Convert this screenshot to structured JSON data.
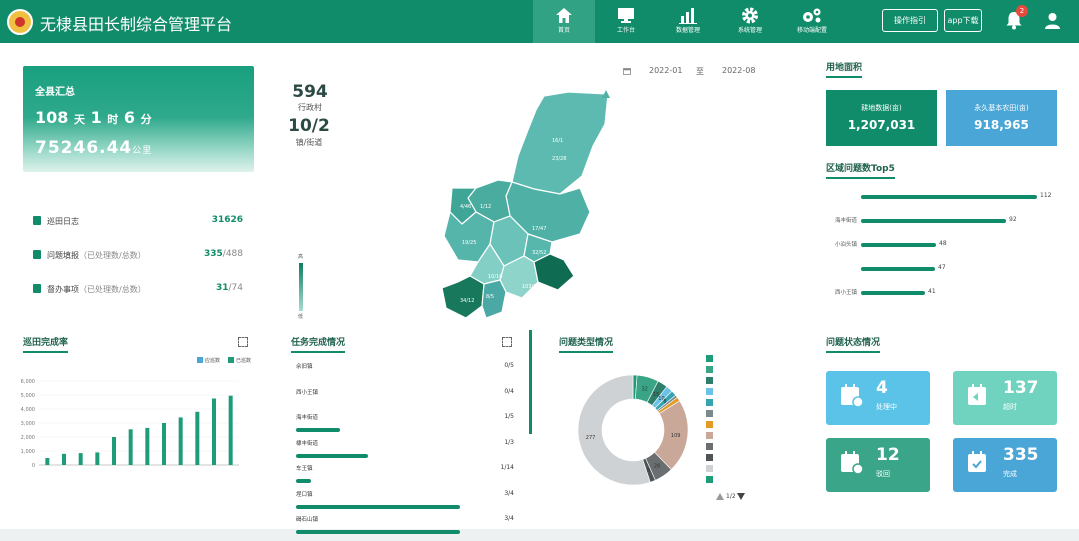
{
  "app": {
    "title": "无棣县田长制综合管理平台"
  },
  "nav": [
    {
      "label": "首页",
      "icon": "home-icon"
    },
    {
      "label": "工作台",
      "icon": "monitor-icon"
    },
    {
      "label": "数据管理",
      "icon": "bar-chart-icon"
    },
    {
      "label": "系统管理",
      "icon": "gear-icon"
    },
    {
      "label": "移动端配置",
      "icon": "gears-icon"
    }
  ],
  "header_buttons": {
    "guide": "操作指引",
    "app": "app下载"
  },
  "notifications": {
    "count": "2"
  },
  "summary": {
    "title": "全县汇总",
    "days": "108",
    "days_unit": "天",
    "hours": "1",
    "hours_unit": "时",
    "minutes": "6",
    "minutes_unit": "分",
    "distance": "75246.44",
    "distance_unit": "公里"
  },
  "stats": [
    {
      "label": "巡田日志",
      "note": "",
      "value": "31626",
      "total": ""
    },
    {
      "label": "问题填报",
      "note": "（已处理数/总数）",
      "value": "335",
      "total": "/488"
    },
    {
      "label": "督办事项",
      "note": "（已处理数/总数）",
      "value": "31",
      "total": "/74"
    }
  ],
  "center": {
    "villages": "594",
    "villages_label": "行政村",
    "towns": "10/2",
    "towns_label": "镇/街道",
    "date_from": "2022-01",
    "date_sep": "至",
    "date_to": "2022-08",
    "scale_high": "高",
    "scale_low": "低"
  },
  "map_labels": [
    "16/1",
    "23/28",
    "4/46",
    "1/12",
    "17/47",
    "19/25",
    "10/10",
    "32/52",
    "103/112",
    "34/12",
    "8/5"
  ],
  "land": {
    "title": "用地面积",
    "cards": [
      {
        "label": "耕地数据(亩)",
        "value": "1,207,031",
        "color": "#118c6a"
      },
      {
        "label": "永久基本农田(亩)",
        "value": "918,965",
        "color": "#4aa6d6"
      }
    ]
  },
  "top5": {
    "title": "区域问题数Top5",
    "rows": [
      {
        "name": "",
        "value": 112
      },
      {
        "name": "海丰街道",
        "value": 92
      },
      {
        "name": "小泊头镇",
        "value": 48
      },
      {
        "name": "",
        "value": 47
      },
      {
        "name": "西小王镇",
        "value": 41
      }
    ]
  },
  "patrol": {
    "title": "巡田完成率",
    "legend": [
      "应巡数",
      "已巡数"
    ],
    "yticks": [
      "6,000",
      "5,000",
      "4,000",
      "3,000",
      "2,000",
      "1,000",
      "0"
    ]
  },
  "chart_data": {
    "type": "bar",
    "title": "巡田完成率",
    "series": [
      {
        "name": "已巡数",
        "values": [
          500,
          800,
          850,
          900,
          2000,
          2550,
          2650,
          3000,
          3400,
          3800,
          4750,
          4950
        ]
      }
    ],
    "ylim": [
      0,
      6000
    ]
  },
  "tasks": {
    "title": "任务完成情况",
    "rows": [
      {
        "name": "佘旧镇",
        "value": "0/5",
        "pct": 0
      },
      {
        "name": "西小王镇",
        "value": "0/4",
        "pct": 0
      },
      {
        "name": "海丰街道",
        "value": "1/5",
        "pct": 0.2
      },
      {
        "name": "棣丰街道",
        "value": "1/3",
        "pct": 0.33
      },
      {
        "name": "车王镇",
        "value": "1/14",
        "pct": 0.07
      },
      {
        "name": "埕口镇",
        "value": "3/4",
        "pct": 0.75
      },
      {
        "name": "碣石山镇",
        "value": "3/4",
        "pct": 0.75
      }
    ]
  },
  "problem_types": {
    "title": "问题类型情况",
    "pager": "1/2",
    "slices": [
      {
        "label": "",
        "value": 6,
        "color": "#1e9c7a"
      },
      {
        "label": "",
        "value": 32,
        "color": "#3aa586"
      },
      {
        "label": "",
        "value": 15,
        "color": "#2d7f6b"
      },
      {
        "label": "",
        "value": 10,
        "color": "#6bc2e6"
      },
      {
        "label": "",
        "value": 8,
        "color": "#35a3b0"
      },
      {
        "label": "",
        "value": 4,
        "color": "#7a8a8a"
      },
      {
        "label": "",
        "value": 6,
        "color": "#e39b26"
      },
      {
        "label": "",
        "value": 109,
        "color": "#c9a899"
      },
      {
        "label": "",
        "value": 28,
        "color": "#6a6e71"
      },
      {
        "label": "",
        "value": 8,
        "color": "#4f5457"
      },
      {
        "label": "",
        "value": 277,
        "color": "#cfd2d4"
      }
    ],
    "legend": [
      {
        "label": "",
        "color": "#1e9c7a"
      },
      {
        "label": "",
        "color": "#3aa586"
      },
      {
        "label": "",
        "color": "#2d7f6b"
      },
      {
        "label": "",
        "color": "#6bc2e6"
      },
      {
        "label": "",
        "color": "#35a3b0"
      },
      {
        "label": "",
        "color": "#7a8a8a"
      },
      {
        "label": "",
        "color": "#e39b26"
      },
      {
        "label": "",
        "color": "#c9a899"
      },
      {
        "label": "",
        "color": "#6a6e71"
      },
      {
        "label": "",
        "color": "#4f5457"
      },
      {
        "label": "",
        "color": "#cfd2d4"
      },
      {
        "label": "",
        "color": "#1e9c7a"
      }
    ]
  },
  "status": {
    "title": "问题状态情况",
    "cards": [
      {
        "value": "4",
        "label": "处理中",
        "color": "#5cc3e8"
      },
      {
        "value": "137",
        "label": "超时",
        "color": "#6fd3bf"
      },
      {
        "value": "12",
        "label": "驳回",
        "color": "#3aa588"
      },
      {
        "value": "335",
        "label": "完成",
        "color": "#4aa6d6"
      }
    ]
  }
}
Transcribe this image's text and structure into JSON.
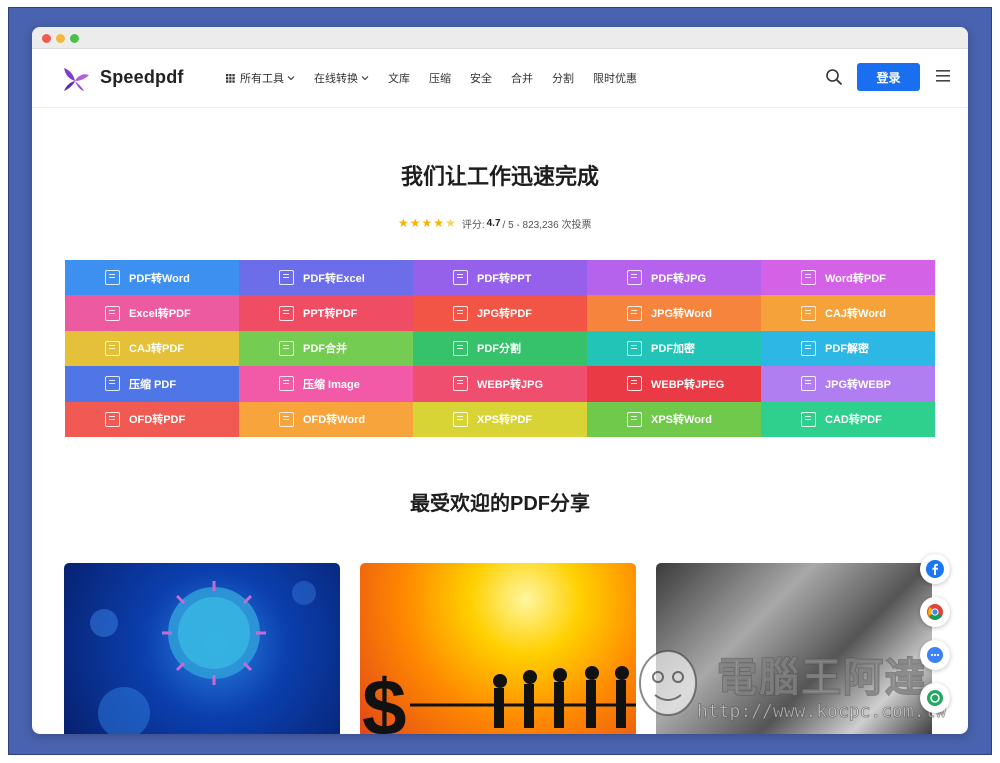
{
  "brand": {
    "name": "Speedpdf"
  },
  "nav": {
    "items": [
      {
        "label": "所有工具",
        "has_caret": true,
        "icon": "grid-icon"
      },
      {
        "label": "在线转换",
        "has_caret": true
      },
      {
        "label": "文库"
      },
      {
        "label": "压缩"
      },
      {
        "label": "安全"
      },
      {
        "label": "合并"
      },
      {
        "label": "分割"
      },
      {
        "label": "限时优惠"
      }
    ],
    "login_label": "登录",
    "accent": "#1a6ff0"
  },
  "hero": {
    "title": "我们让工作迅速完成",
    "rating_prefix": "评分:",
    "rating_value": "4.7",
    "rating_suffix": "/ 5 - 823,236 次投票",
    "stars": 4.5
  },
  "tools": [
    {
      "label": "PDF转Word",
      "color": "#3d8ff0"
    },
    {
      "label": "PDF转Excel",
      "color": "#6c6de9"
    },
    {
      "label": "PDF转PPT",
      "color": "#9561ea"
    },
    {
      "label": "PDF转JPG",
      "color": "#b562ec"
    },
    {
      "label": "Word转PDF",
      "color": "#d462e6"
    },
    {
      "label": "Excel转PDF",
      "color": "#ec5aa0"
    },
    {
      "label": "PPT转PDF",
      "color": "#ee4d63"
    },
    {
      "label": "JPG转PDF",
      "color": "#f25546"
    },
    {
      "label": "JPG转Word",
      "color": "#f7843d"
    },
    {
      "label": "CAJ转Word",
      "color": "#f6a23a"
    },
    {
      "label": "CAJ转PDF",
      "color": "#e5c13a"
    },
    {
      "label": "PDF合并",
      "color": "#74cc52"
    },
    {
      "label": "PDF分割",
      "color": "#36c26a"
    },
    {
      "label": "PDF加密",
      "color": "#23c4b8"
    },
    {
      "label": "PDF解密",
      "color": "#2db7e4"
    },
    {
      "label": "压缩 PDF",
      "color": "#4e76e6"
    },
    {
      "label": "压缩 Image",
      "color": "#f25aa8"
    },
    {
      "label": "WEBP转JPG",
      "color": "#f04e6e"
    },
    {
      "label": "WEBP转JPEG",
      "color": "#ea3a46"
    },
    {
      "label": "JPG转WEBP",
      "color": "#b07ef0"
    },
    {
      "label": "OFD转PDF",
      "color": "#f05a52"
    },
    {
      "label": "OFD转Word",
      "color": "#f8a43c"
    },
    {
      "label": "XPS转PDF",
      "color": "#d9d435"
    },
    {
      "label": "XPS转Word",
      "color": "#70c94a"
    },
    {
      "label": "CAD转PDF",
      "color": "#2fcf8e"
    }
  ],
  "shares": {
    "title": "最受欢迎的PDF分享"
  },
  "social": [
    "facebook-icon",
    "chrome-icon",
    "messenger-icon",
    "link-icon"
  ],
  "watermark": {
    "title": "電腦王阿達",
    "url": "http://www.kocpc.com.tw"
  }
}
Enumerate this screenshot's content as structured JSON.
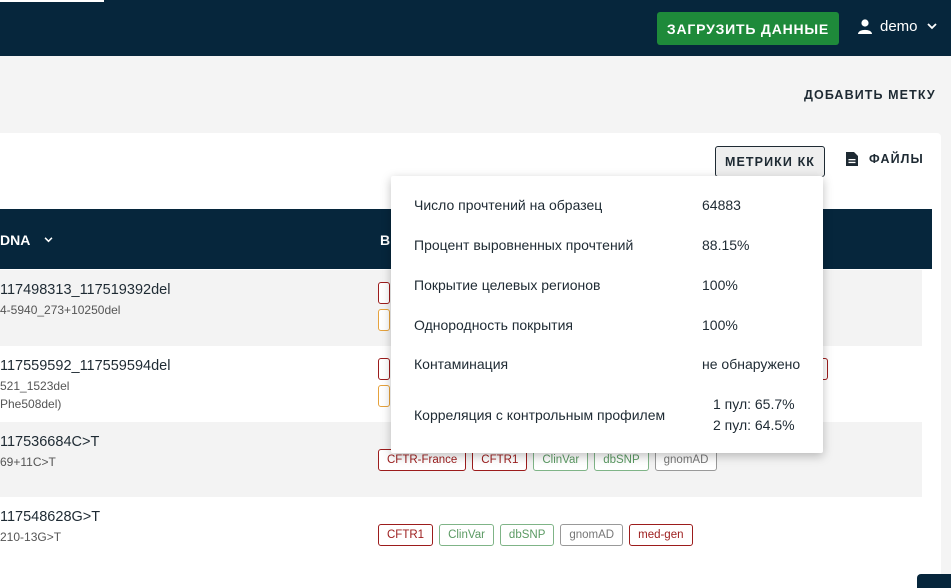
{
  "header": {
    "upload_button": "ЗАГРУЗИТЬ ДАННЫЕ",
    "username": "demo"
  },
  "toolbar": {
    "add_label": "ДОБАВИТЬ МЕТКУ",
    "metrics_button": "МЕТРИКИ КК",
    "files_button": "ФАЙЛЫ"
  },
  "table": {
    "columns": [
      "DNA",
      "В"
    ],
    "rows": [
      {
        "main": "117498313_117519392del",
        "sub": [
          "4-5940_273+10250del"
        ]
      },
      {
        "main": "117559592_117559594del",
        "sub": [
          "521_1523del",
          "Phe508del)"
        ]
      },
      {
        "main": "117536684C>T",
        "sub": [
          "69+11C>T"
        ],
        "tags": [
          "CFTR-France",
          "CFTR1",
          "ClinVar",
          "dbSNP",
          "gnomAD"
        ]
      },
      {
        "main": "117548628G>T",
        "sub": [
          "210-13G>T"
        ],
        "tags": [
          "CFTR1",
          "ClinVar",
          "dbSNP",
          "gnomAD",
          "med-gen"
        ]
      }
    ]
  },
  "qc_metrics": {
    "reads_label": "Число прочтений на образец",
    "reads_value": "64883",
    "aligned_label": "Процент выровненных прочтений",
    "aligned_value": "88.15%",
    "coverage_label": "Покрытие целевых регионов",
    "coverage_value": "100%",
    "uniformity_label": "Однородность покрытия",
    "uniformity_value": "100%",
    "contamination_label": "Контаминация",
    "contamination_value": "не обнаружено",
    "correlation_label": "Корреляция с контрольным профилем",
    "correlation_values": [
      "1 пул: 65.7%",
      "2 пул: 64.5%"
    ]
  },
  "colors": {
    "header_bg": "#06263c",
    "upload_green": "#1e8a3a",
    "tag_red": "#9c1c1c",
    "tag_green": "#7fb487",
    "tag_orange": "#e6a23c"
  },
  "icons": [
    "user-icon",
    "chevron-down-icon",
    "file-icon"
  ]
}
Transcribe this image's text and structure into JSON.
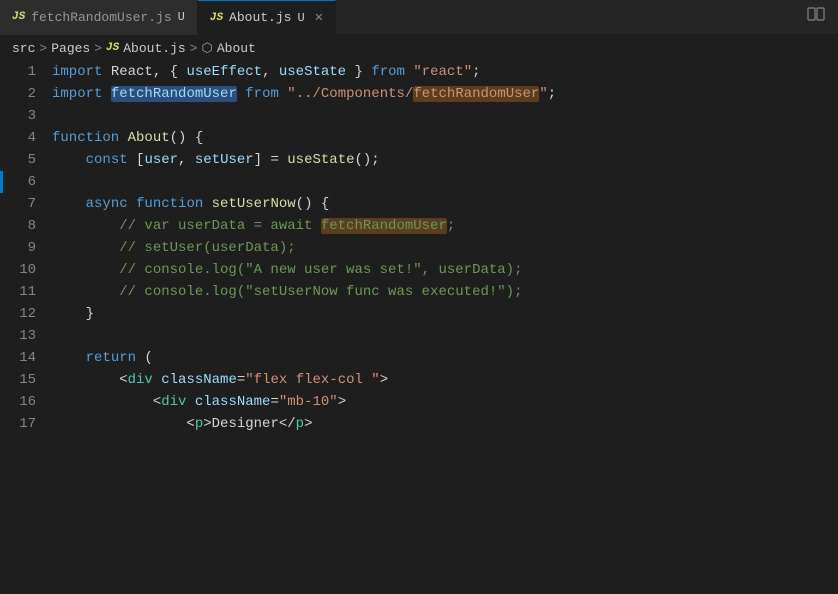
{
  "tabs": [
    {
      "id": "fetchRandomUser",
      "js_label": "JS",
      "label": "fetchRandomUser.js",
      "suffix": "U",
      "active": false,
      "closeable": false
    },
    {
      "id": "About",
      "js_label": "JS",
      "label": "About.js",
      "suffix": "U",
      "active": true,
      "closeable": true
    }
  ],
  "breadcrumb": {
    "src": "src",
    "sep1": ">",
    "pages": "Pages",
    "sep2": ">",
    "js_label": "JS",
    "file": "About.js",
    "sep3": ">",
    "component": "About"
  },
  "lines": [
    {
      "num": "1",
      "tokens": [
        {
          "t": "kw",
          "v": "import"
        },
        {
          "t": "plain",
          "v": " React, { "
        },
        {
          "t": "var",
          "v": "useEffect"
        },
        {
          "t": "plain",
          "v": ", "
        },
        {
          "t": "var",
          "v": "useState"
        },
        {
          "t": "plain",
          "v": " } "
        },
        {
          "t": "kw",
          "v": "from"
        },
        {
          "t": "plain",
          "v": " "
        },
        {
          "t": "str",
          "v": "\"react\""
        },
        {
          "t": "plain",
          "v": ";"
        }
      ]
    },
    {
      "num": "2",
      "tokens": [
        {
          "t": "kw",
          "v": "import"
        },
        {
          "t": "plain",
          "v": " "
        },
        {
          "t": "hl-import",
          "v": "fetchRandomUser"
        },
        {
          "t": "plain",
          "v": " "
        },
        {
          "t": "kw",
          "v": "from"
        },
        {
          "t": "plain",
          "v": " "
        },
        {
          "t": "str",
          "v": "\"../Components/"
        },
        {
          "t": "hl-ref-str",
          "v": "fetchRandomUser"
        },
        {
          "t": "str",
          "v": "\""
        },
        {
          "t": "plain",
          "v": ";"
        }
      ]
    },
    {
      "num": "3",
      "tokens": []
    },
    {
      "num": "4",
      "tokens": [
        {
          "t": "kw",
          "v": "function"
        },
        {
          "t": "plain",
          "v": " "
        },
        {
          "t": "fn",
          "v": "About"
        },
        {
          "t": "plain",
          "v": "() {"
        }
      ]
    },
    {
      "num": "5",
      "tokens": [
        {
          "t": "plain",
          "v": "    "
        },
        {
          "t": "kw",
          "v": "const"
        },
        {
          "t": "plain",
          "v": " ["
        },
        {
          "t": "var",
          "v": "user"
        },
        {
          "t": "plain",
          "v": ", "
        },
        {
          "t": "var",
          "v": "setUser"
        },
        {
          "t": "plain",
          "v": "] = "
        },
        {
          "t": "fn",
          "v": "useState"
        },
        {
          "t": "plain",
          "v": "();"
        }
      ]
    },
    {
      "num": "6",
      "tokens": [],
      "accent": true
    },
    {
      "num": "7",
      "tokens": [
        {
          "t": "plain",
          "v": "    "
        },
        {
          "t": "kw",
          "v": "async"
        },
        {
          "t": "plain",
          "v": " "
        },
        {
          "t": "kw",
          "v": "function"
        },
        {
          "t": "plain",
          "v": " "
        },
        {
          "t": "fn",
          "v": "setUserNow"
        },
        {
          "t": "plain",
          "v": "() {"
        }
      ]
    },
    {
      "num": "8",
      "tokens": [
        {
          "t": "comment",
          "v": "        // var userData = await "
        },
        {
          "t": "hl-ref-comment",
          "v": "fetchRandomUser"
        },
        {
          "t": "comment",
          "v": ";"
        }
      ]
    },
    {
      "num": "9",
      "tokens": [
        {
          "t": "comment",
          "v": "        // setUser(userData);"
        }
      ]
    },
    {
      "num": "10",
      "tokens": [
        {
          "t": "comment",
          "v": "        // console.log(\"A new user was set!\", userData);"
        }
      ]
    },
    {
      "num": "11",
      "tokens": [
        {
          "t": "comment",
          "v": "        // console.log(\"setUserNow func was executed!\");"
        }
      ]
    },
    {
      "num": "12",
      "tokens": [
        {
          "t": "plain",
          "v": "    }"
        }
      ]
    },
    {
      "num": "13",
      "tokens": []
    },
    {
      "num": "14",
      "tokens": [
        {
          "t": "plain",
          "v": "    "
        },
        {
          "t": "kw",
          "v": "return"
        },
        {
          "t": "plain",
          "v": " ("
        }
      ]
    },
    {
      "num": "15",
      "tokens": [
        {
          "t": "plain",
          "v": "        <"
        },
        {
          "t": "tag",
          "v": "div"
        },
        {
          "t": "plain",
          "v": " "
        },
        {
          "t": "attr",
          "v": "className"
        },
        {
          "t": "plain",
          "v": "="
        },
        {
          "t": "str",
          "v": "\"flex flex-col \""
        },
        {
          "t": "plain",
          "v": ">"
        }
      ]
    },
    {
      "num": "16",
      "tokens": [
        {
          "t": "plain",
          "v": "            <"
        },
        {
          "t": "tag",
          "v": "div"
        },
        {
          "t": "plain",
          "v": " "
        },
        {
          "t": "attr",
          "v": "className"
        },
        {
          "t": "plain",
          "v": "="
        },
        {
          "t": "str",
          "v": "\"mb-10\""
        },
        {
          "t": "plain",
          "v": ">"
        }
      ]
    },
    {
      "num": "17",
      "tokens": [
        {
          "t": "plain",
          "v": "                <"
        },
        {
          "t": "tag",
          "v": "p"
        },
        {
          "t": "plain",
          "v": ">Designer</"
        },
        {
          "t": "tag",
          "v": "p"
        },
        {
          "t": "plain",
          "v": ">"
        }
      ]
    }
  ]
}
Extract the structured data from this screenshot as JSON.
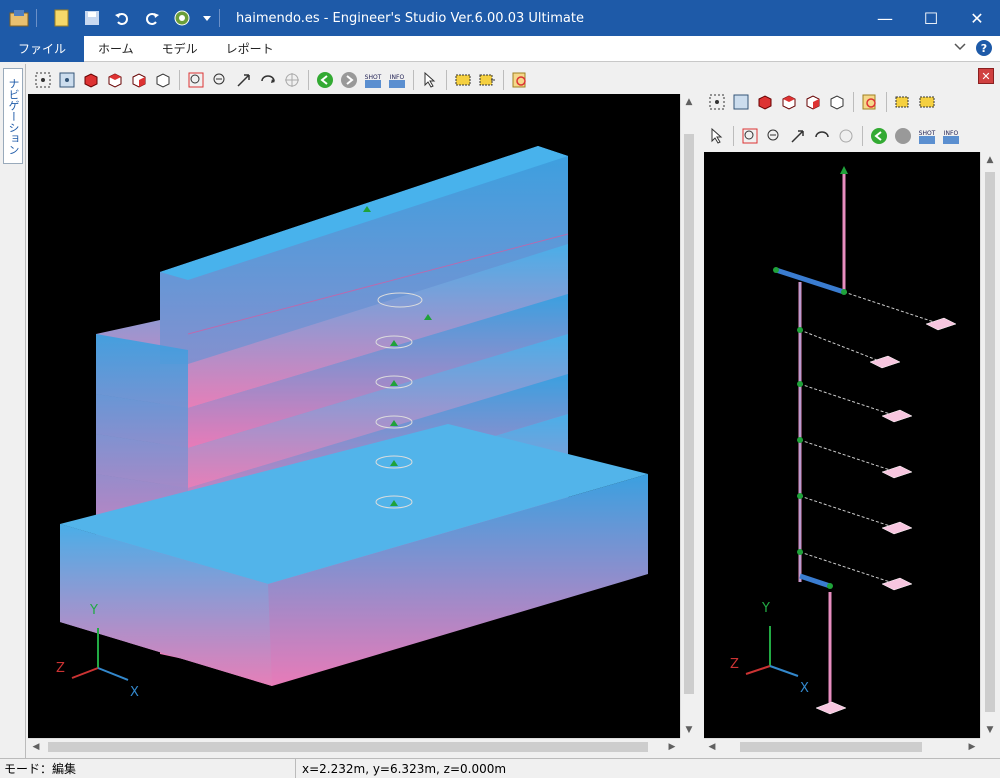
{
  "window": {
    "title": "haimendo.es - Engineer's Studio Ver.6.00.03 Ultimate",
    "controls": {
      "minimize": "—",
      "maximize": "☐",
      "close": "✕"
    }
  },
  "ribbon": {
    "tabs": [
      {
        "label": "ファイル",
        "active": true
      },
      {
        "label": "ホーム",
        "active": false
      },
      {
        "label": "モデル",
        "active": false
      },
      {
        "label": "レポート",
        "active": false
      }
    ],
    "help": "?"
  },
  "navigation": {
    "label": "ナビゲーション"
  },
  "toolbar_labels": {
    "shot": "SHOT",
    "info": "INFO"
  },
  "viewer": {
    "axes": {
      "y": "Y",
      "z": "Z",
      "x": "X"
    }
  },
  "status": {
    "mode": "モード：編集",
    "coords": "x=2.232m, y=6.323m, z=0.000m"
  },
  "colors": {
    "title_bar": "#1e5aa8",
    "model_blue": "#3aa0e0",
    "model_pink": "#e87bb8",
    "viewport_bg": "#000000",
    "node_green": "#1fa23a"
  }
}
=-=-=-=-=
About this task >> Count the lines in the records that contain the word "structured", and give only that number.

Result of this task >> 3